2020 – 2023      Council, Histochemical Society

2018 – 2020      Co-Chair, Proteoglycans GRC, Gordon Research Conference

2019 – 2020      Treasurer Elect, FASEB

2019 – 2022      Executive Committee, FASEB

2020 – 2022      Treasurer, FASEB



1R01AI136468-01 (PIs, Frevert and Altemeier)
Agency: NIH                                     12/12/2017 – 11/31/2022
Title: Impact of versican deficiency on the innate immune response to influenza virus
Major Goal: This proposal addresses the context-dependent manner by which versican, a component of the extracellular matrix, modulates the innate immune response to influenza virus.
Role: Contact PI

1R01AI130280 (PIs, Frevert, Hallstrand and Wight)
Agency: NIH/NIAID                        02/02/2019 – 03/31/2024
Title: Regulation of Allergen Induced Airway Pathophysiology by Versican
Major Goal: To determine the role of versican in providing fine tune control of the immune response to allergens that cause asthma.
Role: Contact PI

59-2090-5-004 (Frevert)
Agency: USDA                                08/01/15-07/31/20
Title: Emerging Diseases, Q-fever: Genetics of Host Response and Transmission Risk for Coxiella burnetii
Major Goal: The objectives of this work are to (1) detail how C. burnetii modulates host cell responses and use this information to (2) identify genetic markers that predict host resistance and (3) develop a vaccine to reduce/prevent transmission.
Role: PI

Figure 1. Activation of the innate immune system in an infected alveolus. The recognition of bacteria and viruses in the lungs results in the activation of Toll-like receptor (TLR) signalling pathways, which leads to pulmonary inflammation and under ideal conditions the clearance of the pathogen. (1) The release of soluble cytokines and chemokines in response to activation of toll-like receptors (TRLs) results in the pulmonary recruitment of neutrophils and other immune cells into the lungs (PMID: 7995953). Activation of TLR4 by lipopolysaccharide results in a rapid and selective increase in the heparan sulfate (HS) proteoglycan, syndecan-4, and the chondroitin sulfate (CS) proteoglycan, versican (PMIDs: 22427536 and 24472738) (2) Cytokines, chemokines, and growth factors bind to HS and CS, which can either increase or decrease their biological activity (PMID: 20124102). (3) Adhesion molecules including the selectins, integrins, and CD44 bind to proteoglycans and glycosaminoglycan, which suggests that these proteins play a critical role in leukocyte adhesion and migration (PMID: 27895126). (4) Chemokine-glycosaminoglycan interactions provide fine-tune control of chemokine-gradient formation and leukocyte migration in tissue. (5) Activation of stromal and immune cells results in the release of MMP. Growing evidence shows that interactions between proteoglycans and MMPs play important roles in the regulation of the innate immune response. (6) Degradation of proteoglycans by MMPs and other proteases controls the amount and localization of proteoglycans in lungs.

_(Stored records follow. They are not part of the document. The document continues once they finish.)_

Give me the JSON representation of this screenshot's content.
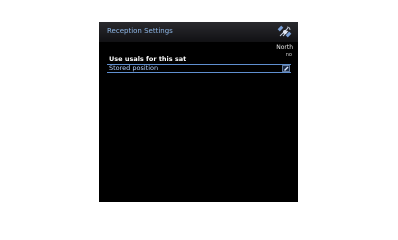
{
  "window": {
    "title": "Reception Settings",
    "icon": "satellite-icon"
  },
  "panel": {
    "header_label": "North",
    "header_value": "no",
    "items": [
      {
        "label": "Use usals for this sat"
      },
      {
        "label": "Stored position",
        "icon": "edit-icon",
        "selected": true
      }
    ]
  },
  "colors": {
    "background": "#000000",
    "title_text": "#8fb8e8",
    "selection_border": "#5f8fd0",
    "selection_text": "#b6d3ff"
  }
}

In addition, proteolytic cleavage of proteoglycans leads to the unmasking of cryptic fragments (PMID: 29290139). Much of this work is reviewed in our manuscript entitled, “Proteoglycans as Immunomodulators of the Innate Immune Response to Lung Infection.” (PMID: 29328866). Published in Gill, S. et al. Anat. Rec. 2010;293(6): 968-81. PMID: 20503391

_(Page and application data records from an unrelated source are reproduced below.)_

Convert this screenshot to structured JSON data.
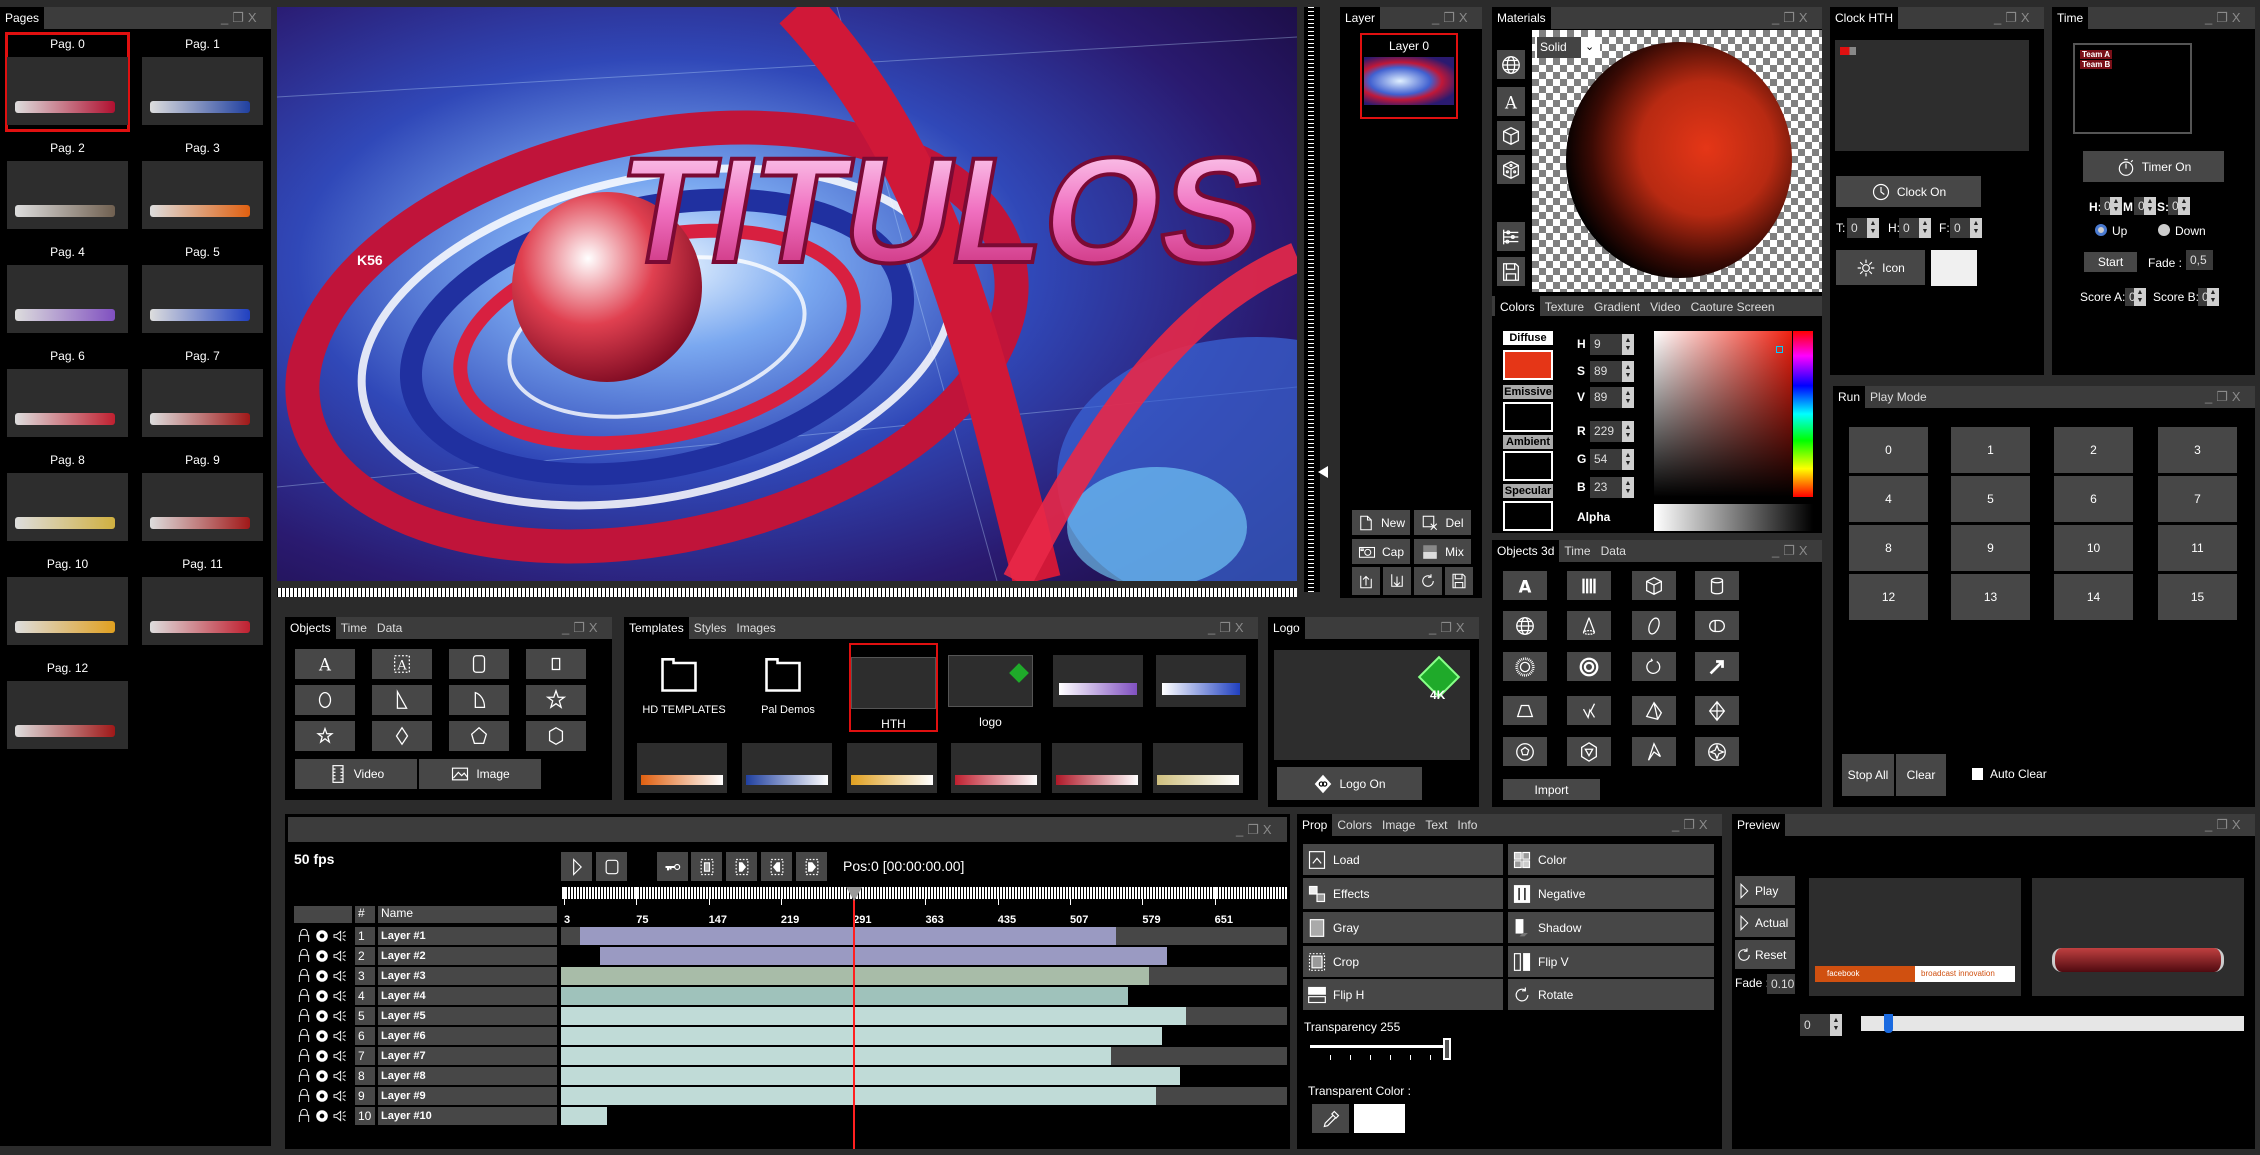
{
  "app": {
    "colors": {
      "workspace": "#2b2b2b",
      "panel_bg": "#000000",
      "titlebar": "#3c3c3c",
      "button": "#474747",
      "selection": "#e01010",
      "playhead": "#ff2020"
    }
  },
  "window_controls": {
    "minimize": "_",
    "restore": "❐",
    "close": "X"
  },
  "pages": {
    "title": "Pages",
    "items": [
      {
        "label": "Pag. 0",
        "selected": true,
        "accent": "#b01030"
      },
      {
        "label": "Pag. 1",
        "accent": "#2040a0"
      },
      {
        "label": "Pag. 2",
        "accent": "#706050"
      },
      {
        "label": "Pag. 3",
        "accent": "#e06010"
      },
      {
        "label": "Pag. 4",
        "accent": "#8050c0"
      },
      {
        "label": "Pag. 5",
        "accent": "#2040c0"
      },
      {
        "label": "Pag. 6",
        "accent": "#c02030"
      },
      {
        "label": "Pag. 7",
        "accent": "#a01818"
      },
      {
        "label": "Pag. 8",
        "accent": "#d0b040"
      },
      {
        "label": "Pag. 9",
        "accent": "#a01818"
      },
      {
        "label": "Pag. 10",
        "accent": "#e0a020"
      },
      {
        "label": "Pag. 11",
        "accent": "#c02030"
      },
      {
        "label": "Pag. 12",
        "accent": "#a01818"
      }
    ]
  },
  "preview": {
    "title_text": "TITULOS",
    "badge_text": "K56"
  },
  "layer": {
    "title": "Layer",
    "items": [
      {
        "label": "Layer 0",
        "selected": true
      }
    ],
    "buttons": {
      "new": "New",
      "del": "Del",
      "cap": "Cap",
      "mix": "Mix"
    },
    "icon_buttons": [
      "import-icon",
      "export-icon",
      "refresh-icon",
      "save-icon"
    ]
  },
  "materials": {
    "title": "Materials",
    "mode": "Solid",
    "tool_icons": [
      "globe-icon",
      "text-icon",
      "cube-icon",
      "dice-icon",
      "sliders-icon",
      "save-icon"
    ],
    "tabs": [
      "Colors",
      "Texture",
      "Gradient",
      "Video",
      "Caoture Screen"
    ],
    "slots": [
      {
        "label": "Diffuse",
        "color": "#e53617"
      },
      {
        "label": "Emissive",
        "color": "#000000"
      },
      {
        "label": "Ambient",
        "color": "#000000"
      },
      {
        "label": "Specular",
        "color": "#000000"
      }
    ],
    "fields": [
      {
        "label": "H",
        "value": "9"
      },
      {
        "label": "S",
        "value": "89"
      },
      {
        "label": "V",
        "value": "89"
      },
      {
        "label": "R",
        "value": "229"
      },
      {
        "label": "G",
        "value": "54"
      },
      {
        "label": "B",
        "value": "23"
      }
    ],
    "alpha_label": "Alpha",
    "sphere_color": "#e53617"
  },
  "objects3d": {
    "tabs": [
      "Objects 3d",
      "Time",
      "Data"
    ],
    "icons": [
      "text-3d-icon",
      "extrude-icon",
      "cube-icon",
      "cylinder-icon",
      "sphere-icon",
      "cone-icon",
      "ellipsoid-icon",
      "capsule-icon",
      "torus-icon",
      "ring-icon",
      "spiral-icon",
      "arrow-icon",
      "frustum-icon",
      "zigzag-icon",
      "pyramid-icon",
      "octahedron-icon",
      "dodecahedron-icon",
      "icosahedron-icon",
      "chevron-shape-icon",
      "star-sphere-icon"
    ],
    "import_label": "Import"
  },
  "clock": {
    "title": "Clock HTH",
    "clock_on": "Clock On",
    "icon_label": "Icon",
    "fields": [
      {
        "label": "T:",
        "value": "0"
      },
      {
        "label": "H:",
        "value": "0"
      },
      {
        "label": "F:",
        "value": "0"
      }
    ]
  },
  "time": {
    "title": "Time",
    "teams": [
      "Team A",
      "Team B"
    ],
    "timer_on": "Timer On",
    "hms": [
      {
        "label": "H:",
        "value": "0"
      },
      {
        "label": "M:",
        "value": "0"
      },
      {
        "label": "S:",
        "value": "0"
      }
    ],
    "direction": {
      "up": "Up",
      "down": "Down",
      "selected": "Up"
    },
    "start": "Start",
    "fade_label": "Fade :",
    "fade_value": "0,5",
    "scores": [
      {
        "label": "Score A:",
        "value": "0"
      },
      {
        "label": "Score B:",
        "value": "0"
      }
    ]
  },
  "run": {
    "tabs": [
      "Run",
      "Play Mode"
    ],
    "buttons": [
      "0",
      "1",
      "2",
      "3",
      "4",
      "5",
      "6",
      "7",
      "8",
      "9",
      "10",
      "11",
      "12",
      "13",
      "14",
      "15"
    ],
    "stop_all": "Stop All",
    "clear": "Clear",
    "auto_clear": "Auto Clear",
    "auto_clear_checked": false
  },
  "objects2d": {
    "tabs": [
      "Objects",
      "Time",
      "Data"
    ],
    "icons": [
      "text-icon",
      "text-box-icon",
      "rounded-rect-icon",
      "rect-icon",
      "circle-icon",
      "right-triangle-icon",
      "quarter-shape-icon",
      "star-icon",
      "star-small-icon",
      "diamond-icon",
      "pentagon-icon",
      "hexagon-icon"
    ],
    "video": "Video",
    "image": "Image"
  },
  "templates": {
    "tabs": [
      "Templates",
      "Styles",
      "Images"
    ],
    "folders": [
      "HD TEMPLATES",
      "Pal Demos"
    ],
    "items": [
      {
        "label": "HTH",
        "selected": true
      },
      {
        "label": "logo"
      }
    ],
    "thumbs_row1": [
      "#8050c0",
      "#2040c0"
    ],
    "thumbs_row2": [
      "#e06010",
      "#2040a0",
      "#e0a020",
      "#c02030",
      "#b01828",
      "#d0c080"
    ]
  },
  "logo": {
    "title": "Logo",
    "badge": "4K",
    "logo_on": "Logo On",
    "logo_color": "#1faa2a"
  },
  "timeline": {
    "fps": "50 fps",
    "position": "Pos:0 [00:00:00.00]",
    "playhead_frame": 291,
    "frame_range": [
      0,
      723
    ],
    "ruler_ticks": [
      "3",
      "75",
      "147",
      "219",
      "291",
      "363",
      "435",
      "507",
      "579",
      "651"
    ],
    "headers": {
      "num": "#",
      "name": "Name"
    },
    "toolbar_icons": [
      "play-icon",
      "stop-icon",
      "key-icon",
      "delete-key-icon",
      "next-key-icon",
      "prev-key-icon",
      "last-key-icon"
    ],
    "layers": [
      {
        "num": "1",
        "name": "Layer #1",
        "start": 19,
        "end": 553,
        "color": "#9a9ac2",
        "track_bg": true
      },
      {
        "num": "2",
        "name": "Layer #2",
        "start": 39,
        "end": 604,
        "color": "#9a9ac2",
        "track_bg": false
      },
      {
        "num": "3",
        "name": "Layer #3",
        "start": 0,
        "end": 586,
        "color": "#a8bca8",
        "track_bg": true
      },
      {
        "num": "4",
        "name": "Layer #4",
        "start": 0,
        "end": 565,
        "color": "#9fc2bb",
        "track_bg": false
      },
      {
        "num": "5",
        "name": "Layer #5",
        "start": 0,
        "end": 623,
        "color": "#c0dbd7",
        "track_bg": true
      },
      {
        "num": "6",
        "name": "Layer #6",
        "start": 0,
        "end": 599,
        "color": "#c0dbd7",
        "track_bg": false
      },
      {
        "num": "7",
        "name": "Layer #7",
        "start": 0,
        "end": 548,
        "color": "#c0dbd7",
        "track_bg": true
      },
      {
        "num": "8",
        "name": "Layer #8",
        "start": 0,
        "end": 617,
        "color": "#c0dbd7",
        "track_bg": false
      },
      {
        "num": "9",
        "name": "Layer #9",
        "start": 0,
        "end": 593,
        "color": "#c0dbd7",
        "track_bg": true
      },
      {
        "num": "10",
        "name": "Layer #10",
        "start": 0,
        "end": 46,
        "color": "#c0dbd7",
        "track_bg": false
      }
    ]
  },
  "prop": {
    "tabs": [
      "Prop",
      "Colors",
      "Image",
      "Text",
      "Info"
    ],
    "buttons": [
      [
        "Load",
        "Color"
      ],
      [
        "Effects",
        "Negative"
      ],
      [
        "Gray",
        "Shadow"
      ],
      [
        "Crop",
        "Flip V"
      ],
      [
        "Flip H",
        "Rotate"
      ]
    ],
    "transparency_label": "Transparency 255",
    "transparency_value": 255,
    "transparency_max": 255,
    "transparent_color_label": "Transparent Color :",
    "transparent_color": "#ffffff"
  },
  "preview_panel": {
    "title": "Preview",
    "buttons": [
      "Play",
      "Actual",
      "Reset"
    ],
    "fade_label": "Fade :",
    "fade_value": "0.10",
    "frame_value": "0",
    "slider_fraction": 0.06,
    "thumb_texts": [
      "facebook",
      "broadcast innovation"
    ]
  }
}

Figure 2: Schematic depicting pathways by which LPS and poly(I:C) regulate expression of versican, HAS1, and syndecan-4. Engagement of macrophage Toll-like receptors TLR4 and TLR3 by LPS and poly(I:C), respectively, result in enhanced versican expression. Subsequent to activation of TLR4 and TLR3, engagement of the TRIF adaptor molecule is known to activate transcription factors IRF3/7 that lead to production of type I interferons (IFN-α/-β) and recognition by type I interferon receptors (IFNAR1/2). Signaling events downstream of IFNAR activation lead to production of versican; the transcription factor(s) mediating expression of versican in this response is still to be determined. In contrast, expression of both HAS1 and syndecan-4 result from TLR4- and TLR2-mediated engagement of the MyD88 adaptor molecule. In addition, syndecan-4 expression results from TLR4- and TLR3-mediated engagement of TRIF and downstream signaling events that are independent of type I IFNs. Published in Chang MY, et al. Am J Physiol Lung Cell Mol Physiol. 2017: PMID: 28912382.